Kanchipuram – one of the most beautiful temple towns of Tamil Nadu – is my father’s favourite getaway. While we detest the heat of the conservative town, we love the temples there. Temples that are enormous and magnificent. Temples that are about 3,000 years old. Sadly, most temples are over-populated and noisy these days, and they don’t look that beautifully ancient anymore. They were failed to be aesthetically restored. Perhaps, blame it on men who might have reckoned that the job was as simple as renovating a house.
But, there are a few temples, that stand as testimonies of bygone times. Those are the temples that are not washed in blinding colours. Those are the temples that are forgotten. Those are the temples that seem to transport passionate visitors to another era. Those are the temples that archaeologists battle to save. Only because of those temples, there is always a silent debate that is brewing between archaeologists and the theologians. But, for my father, who is a staunch believer, and for me, who is agnostic, the archaeologists’s struggle or the theologies conundrum don’t really matter. We simply love those temples. And, we wish they continued to be ancient.
We went to one such extraordinary temples this morning: Pandava Thoothar Perumal, which was built in the 8th century AD. My father wanted to visit a couple of his favourite temples. Because he is retiring today, after working in Ramakrishna Mission Vivekananda College for 40 years. 40 brilliant, eventful years. His feat looks even more incredible to me, for I am writing this blog three days before starting my fourth job in 10 years. 🙂
As we drove to Kanchipuram and dropped by those lovely temples, my father relived some of those old, warm memories.
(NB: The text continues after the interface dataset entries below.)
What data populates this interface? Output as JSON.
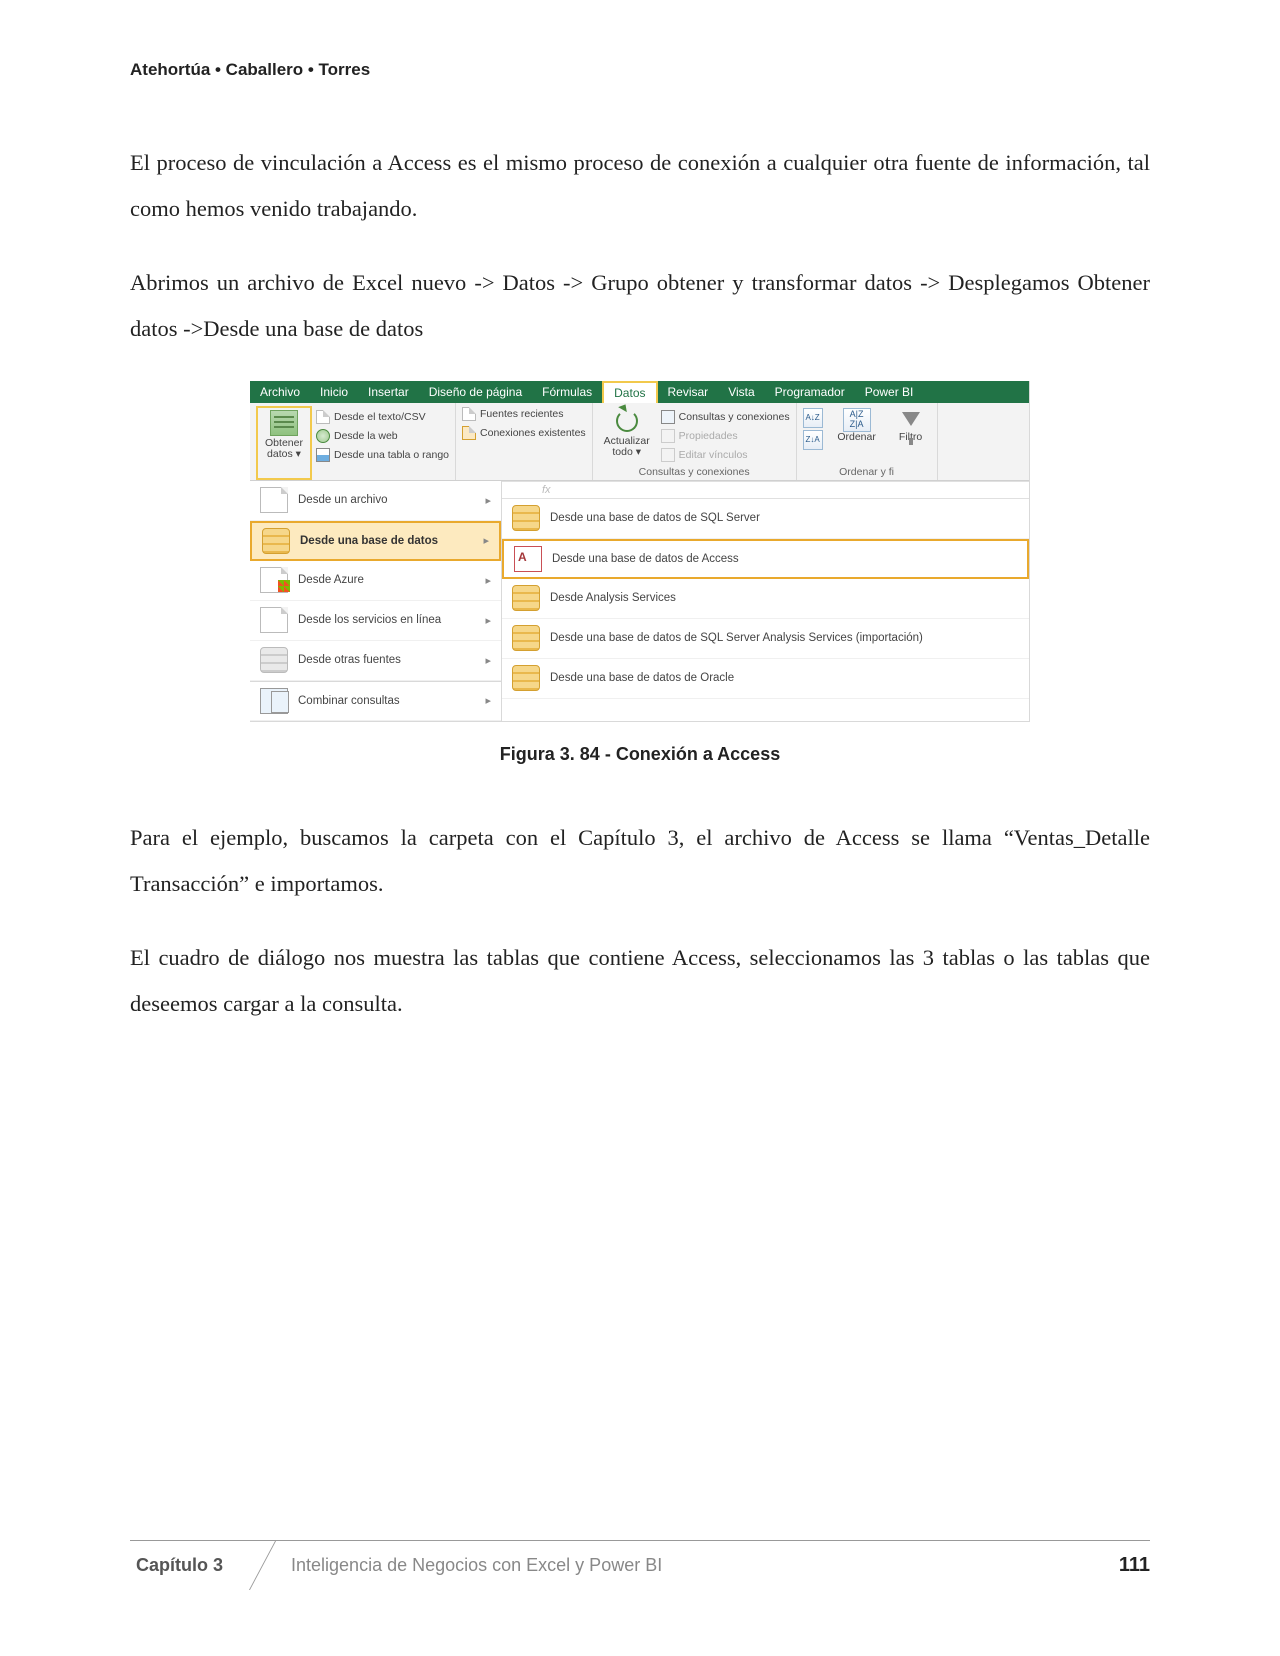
{
  "authors": "Atehortúa • Caballero • Torres",
  "para1": "El proceso de vinculación a Access es el mismo proceso de conexión a cualquier otra fuente de información, tal como hemos venido trabajando.",
  "para2": "Abrimos un archivo de Excel nuevo -> Datos -> Grupo obtener y transformar datos -> Desplegamos Obtener datos ->Desde una base de datos",
  "excel": {
    "tabs": {
      "archivo": "Archivo",
      "inicio": "Inicio",
      "insertar": "Insertar",
      "diseno": "Diseño de página",
      "formulas": "Fórmulas",
      "datos": "Datos",
      "revisar": "Revisar",
      "vista": "Vista",
      "programador": "Programador",
      "powerbi": "Power BI"
    },
    "ribbon": {
      "obtener_datos": "Obtener\ndatos ▾",
      "desde_csv": "Desde el texto/CSV",
      "desde_web": "Desde la web",
      "desde_tabla": "Desde una tabla o rango",
      "fuentes_recientes": "Fuentes recientes",
      "conexiones_existentes": "Conexiones existentes",
      "actualizar_todo": "Actualizar\ntodo ▾",
      "consultas_conexiones": "Consultas y conexiones",
      "propiedades": "Propiedades",
      "editar_vinculos": "Editar vínculos",
      "group_consultas": "Consultas y conexiones",
      "sort_az": "A↓Z",
      "sort_za": "Z↓A",
      "ordenar": "Ordenar",
      "filtro": "Filtro",
      "ordenar_filtrar": "Ordenar y fi"
    },
    "formula_fx": "fx",
    "menu_left": {
      "archivo": "Desde un archivo",
      "base_datos": "Desde una base de datos",
      "azure": "Desde Azure",
      "servicios": "Desde los servicios en línea",
      "otras": "Desde otras fuentes",
      "combinar": "Combinar consultas"
    },
    "menu_right": {
      "sql": "Desde una base de datos de SQL Server",
      "access": "Desde una base de datos de Access",
      "analysis": "Desde Analysis Services",
      "ssas_import": "Desde una base de datos de SQL Server Analysis Services (importación)",
      "oracle": "Desde una base de datos de Oracle"
    }
  },
  "caption": "Figura 3. 84 - Conexión a Access",
  "para3": "Para el ejemplo, buscamos la carpeta con el Capítulo 3, el archivo de Access se llama “Ventas_Detalle Transacción” e importamos.",
  "para4": "El cuadro de diálogo nos muestra las tablas que contiene Access, seleccionamos las 3 tablas o las tablas que deseemos cargar a la consulta.",
  "footer": {
    "chapter": "Capítulo 3",
    "title": "Inteligencia de Negocios con Excel y Power BI",
    "page": "111"
  }
}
40 years and six months ago, my father was recruited as an assistant librarian. He was just about 18. His first salary was Rs. 126. In a few months, he was promoted, and he was continued to be promoted till he reached the highest position 10 years ago.
Father loves routines, and he is remarkably self-disciplined. In a tone that had no trace of boastfulness, he told me this morning, “It’s been 40 years, but I have availed just about 70 days of leaves.” I was short of words. He continued, “Remember I was hospitalised for a while when I had broken my leg? I was off for about 30 days then. That was the longest ever.” I vividly remember those days, when he was aching to get back to office. He paid no heed to his broken leg. He channeled all his energy towards recuperating faster to resume work and bask in his hobbies soon. He was inhumanely strong, positive, and cheerful.
Dad has never whined about work. Never. I still can’t fathom how he can take himself to the same place everyday with great amount of enthusiasm, optimism, and willingness. The understanding fails to dawn on me. But, I wish I could be as resilient as my father. At least, a wee bit.
Many, many of his colleagues love him. I know it. But, there were times when hatred was spewed on him. “I thought it was not a place for me anymore then. But, you know, they couldn’t let me go,” he told me again as though he was discussing the weather. His strength was tested. However, father has never been a quitter. He often tells me, “In a way, poor memory is a blessing. It lets you forget bad times, harsh words, and ruthless people. It’s good to forget sometimes.” Perhaps, that mantra has always been helping him. If not, how could one work for the same employer for 40 years! I am abusing italics today because I am absolutely in awe of my father.
We visited more temples, and father cracked his regular jokes, shared his regular anecdotes this morning. We teased him saying we had heard it a thousand times. But we still laughed when he launched into the same old tales. That’s my dad for you. He is a cute storyteller. And, you can never say no to his stories 🙂
Although I don’t need a reason to love him, I adore him for some of his remarkable traits. He enjoys listening to Pandit Jasraj. But, he wouldn’t say no if you play Backstreet Boys. He is a believer. But he doesn’t loathe atheists. He reads Osho. And, he reads those gossip columns. He loves Krishna from Mahabarata. He finds Duryodhana equally fascinating. He carries no baggage. He, of course, has no regrets. He loves life. But death doesn’t scare him.
Despite being relieved from his responsibilities today, dad assumes another role in the same organisation. As his round two begins, I am sure he would appreciate the opportunity as he did… 40 years and six months ago. 🙂